- **ENTRIES PROVIDED**
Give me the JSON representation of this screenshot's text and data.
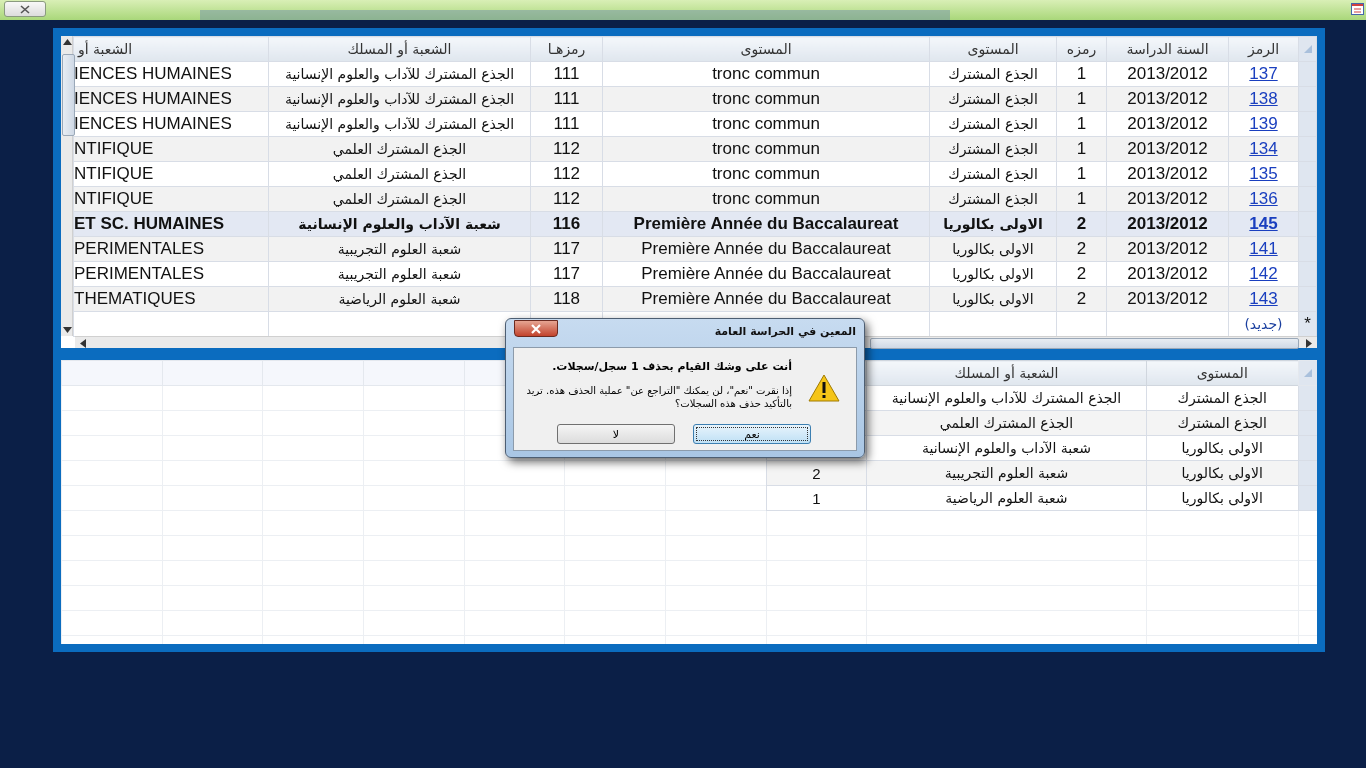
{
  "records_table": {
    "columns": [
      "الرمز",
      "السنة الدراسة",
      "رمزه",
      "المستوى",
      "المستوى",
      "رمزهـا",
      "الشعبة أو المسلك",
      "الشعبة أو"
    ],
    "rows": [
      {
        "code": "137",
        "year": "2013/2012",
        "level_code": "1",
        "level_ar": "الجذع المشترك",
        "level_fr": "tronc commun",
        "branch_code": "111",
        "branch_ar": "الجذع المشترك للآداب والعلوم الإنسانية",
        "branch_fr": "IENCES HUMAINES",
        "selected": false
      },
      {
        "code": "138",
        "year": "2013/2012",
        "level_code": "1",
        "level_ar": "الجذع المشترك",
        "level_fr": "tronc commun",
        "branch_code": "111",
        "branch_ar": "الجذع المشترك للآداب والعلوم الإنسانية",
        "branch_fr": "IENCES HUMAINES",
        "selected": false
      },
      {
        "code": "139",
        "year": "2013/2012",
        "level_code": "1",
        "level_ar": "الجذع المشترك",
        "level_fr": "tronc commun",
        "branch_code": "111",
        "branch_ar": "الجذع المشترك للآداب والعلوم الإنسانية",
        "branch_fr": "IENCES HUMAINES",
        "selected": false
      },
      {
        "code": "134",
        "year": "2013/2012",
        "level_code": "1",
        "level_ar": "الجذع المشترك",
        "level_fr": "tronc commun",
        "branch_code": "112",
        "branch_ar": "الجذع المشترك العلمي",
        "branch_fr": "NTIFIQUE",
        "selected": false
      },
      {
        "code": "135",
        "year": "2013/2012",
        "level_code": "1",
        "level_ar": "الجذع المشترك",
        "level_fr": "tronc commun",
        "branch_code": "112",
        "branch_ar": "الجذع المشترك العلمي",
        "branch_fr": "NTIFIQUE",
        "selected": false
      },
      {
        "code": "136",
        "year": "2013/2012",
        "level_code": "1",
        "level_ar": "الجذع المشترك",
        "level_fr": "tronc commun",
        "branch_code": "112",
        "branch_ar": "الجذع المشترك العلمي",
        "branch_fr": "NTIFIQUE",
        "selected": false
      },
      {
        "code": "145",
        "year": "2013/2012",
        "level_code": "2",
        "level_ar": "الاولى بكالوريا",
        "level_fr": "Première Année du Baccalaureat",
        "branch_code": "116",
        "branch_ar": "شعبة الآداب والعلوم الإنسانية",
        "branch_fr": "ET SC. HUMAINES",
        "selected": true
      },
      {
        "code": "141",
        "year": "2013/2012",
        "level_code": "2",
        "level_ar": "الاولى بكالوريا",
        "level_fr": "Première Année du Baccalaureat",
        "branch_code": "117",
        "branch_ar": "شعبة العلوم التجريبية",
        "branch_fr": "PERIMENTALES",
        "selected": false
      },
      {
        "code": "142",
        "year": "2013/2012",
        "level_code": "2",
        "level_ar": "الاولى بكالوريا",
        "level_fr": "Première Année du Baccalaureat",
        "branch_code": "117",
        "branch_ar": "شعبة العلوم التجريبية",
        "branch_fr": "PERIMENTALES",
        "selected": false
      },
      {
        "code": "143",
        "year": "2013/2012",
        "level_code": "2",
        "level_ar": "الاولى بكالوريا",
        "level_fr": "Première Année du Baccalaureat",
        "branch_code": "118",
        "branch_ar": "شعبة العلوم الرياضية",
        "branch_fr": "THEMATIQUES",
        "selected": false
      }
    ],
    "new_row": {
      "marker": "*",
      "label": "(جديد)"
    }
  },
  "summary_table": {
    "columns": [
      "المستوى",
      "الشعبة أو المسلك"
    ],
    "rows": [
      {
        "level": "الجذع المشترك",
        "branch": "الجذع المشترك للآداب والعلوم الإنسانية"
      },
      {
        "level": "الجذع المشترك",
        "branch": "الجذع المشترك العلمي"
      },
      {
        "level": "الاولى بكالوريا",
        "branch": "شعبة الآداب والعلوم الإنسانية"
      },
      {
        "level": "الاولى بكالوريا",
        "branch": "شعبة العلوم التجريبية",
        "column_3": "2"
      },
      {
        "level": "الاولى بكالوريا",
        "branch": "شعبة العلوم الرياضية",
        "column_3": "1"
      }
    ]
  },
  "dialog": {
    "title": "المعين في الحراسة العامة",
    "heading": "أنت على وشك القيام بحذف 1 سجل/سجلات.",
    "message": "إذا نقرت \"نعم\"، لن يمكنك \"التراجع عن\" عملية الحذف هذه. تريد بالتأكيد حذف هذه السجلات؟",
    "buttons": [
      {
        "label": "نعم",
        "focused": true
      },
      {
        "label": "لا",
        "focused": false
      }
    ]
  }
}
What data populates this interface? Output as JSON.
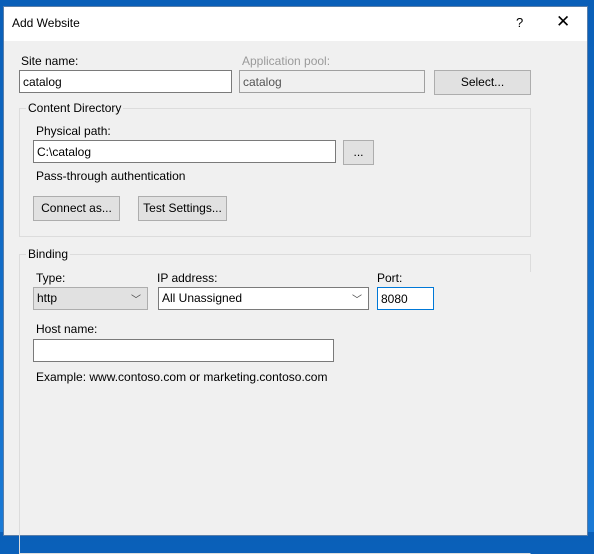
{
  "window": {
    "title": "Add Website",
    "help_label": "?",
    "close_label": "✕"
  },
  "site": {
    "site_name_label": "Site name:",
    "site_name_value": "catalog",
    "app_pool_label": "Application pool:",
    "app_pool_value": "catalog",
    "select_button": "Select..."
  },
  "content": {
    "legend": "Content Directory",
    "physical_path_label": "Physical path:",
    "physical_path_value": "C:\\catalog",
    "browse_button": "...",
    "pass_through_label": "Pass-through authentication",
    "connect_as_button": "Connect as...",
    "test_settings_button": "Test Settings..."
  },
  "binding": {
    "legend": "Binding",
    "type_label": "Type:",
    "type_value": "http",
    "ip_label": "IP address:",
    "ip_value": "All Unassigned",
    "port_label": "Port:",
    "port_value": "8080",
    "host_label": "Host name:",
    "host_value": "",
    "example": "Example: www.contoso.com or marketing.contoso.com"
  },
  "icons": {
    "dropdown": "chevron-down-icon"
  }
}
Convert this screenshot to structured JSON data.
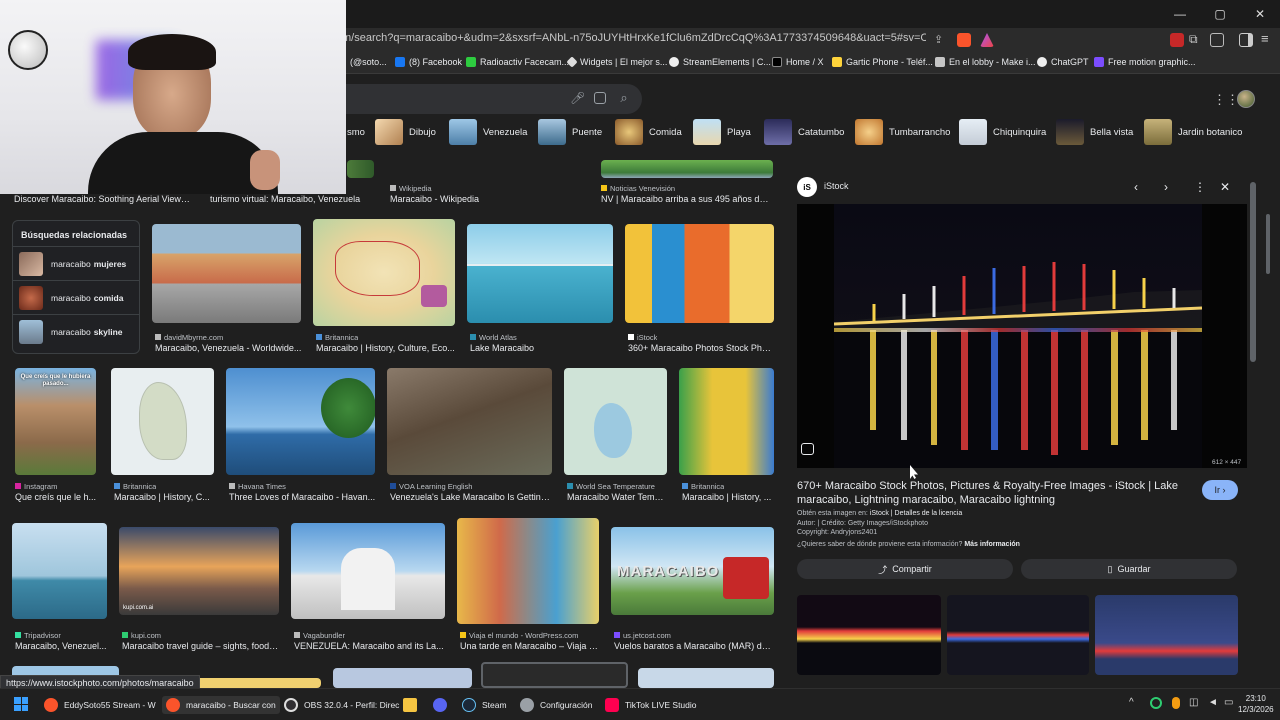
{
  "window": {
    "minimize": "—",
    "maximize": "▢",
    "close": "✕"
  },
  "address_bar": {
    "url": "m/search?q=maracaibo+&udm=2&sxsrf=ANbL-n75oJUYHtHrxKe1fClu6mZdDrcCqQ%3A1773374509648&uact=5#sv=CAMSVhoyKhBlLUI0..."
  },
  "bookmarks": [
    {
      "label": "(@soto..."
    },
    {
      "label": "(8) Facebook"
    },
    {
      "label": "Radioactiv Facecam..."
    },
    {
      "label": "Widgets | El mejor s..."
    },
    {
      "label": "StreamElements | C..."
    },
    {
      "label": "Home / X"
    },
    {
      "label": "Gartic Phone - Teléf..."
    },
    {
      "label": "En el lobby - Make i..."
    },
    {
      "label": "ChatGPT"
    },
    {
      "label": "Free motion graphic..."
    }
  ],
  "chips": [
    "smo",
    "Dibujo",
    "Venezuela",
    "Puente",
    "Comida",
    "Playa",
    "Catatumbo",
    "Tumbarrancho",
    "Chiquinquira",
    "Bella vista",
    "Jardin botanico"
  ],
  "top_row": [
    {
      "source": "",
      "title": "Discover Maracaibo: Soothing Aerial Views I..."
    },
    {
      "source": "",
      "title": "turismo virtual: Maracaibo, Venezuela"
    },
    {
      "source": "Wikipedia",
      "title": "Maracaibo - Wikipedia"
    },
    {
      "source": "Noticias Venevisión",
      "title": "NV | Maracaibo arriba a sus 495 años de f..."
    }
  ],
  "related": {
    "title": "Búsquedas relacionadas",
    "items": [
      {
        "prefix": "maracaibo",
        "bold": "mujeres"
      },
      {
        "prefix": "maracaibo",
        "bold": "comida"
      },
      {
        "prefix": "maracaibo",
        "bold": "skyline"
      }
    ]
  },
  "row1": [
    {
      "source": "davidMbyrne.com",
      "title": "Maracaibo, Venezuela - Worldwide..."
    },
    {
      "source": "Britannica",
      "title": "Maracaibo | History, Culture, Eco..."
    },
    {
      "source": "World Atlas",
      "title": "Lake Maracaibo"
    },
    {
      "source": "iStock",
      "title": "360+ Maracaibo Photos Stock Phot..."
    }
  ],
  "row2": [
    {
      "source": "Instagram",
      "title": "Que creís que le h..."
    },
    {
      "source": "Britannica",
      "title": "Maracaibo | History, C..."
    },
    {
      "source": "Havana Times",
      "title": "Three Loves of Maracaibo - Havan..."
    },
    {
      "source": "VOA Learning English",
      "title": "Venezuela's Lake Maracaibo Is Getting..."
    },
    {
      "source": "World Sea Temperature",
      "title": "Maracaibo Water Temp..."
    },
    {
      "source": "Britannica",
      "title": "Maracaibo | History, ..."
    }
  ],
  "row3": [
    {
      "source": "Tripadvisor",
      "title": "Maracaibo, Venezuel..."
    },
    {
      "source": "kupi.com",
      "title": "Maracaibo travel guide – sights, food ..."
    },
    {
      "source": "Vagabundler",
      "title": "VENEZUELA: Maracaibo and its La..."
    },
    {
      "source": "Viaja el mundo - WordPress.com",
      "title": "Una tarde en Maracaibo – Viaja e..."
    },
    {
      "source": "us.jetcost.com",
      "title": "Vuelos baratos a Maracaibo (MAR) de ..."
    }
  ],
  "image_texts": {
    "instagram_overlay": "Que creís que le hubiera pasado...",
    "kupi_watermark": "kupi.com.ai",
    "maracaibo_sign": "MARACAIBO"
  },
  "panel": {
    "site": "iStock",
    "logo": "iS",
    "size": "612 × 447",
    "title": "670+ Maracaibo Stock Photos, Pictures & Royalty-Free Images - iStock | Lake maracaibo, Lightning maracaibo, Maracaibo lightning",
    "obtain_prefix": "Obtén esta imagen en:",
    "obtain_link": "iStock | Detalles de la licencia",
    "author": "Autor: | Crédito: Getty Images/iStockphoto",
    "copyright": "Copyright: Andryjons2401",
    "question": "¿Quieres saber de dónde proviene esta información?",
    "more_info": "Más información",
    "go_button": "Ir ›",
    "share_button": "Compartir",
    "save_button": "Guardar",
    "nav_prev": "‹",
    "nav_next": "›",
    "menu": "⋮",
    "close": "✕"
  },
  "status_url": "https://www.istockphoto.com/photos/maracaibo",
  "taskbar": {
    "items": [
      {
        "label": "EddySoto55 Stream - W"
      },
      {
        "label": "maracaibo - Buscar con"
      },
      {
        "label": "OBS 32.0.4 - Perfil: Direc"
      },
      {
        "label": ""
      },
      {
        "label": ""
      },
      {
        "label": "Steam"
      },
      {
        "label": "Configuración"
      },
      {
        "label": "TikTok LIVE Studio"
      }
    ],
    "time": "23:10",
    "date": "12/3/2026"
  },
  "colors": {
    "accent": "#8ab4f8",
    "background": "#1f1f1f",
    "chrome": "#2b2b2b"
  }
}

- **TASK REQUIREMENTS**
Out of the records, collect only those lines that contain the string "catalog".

- **RESULT FOR THIS EXERCISE**
    "site_name_value": "catalog",
    "app_pool_value": "catalog",
    "physical_path_value": "C:\\catalog",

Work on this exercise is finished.